▶ [What to work on] Output, exactly as written, the lines of the data below from the one containing "Enumerate this screenshot's" to the end.

── Entries supplied

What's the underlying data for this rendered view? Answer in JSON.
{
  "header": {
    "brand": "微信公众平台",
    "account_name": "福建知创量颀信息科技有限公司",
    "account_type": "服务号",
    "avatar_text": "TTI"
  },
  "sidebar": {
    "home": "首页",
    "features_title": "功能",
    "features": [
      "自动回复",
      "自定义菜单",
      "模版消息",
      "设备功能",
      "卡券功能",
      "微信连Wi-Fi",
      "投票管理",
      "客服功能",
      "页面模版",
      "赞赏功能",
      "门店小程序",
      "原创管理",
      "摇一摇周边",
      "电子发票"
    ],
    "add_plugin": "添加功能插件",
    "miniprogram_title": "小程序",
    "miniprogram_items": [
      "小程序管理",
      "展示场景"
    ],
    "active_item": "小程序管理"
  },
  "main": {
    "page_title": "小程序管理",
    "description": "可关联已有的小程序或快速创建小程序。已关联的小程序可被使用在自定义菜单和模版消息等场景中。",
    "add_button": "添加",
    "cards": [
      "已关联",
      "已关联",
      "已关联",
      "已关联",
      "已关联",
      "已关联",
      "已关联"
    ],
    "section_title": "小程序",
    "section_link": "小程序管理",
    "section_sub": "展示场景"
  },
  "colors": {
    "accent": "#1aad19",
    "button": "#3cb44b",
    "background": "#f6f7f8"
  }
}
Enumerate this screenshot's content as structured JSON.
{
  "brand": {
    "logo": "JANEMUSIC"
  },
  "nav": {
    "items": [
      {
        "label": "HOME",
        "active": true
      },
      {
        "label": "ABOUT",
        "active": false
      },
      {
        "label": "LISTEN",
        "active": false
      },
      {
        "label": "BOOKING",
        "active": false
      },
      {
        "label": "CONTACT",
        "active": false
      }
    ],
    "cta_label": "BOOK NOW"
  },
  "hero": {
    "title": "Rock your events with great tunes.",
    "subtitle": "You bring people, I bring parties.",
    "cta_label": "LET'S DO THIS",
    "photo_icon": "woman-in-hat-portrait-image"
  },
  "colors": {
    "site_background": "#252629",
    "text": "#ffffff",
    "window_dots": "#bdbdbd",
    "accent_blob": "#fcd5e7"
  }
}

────

▶ [Worked solution]
Enumerate this screenshot's content as structured JSON.
{
  "brand": {
    "logo": "JANEMUSIC"
  },
  "nav": {
    "items": [
      {
        "label": "HOME",
        "active": true
      },
      {
        "label": "ABOUT",
        "active": false
      },
      {
        "label": "LISTEN",
        "active": false
      },
      {
        "label": "BOOKING",
        "active": false
      },
      {
        "label": "CONTACT",
        "active": false
      }
    ],
    "cta_label": "BOOK NOW"
  },
  "hero": {
    "title": "Rock your events with great tunes.",
    "subtitle": "You bring people, I bring parties.",
    "cta_label": "LET'S DO THIS",
    "photo_icon": "woman-in-hat-portrait-image"
  },
  "colors": {
    "site_background": "#252629",
    "text": "#ffffff",
    "window_dots": "#bdbdbd",
    "accent_blob": "#fcd5e7"
  }
}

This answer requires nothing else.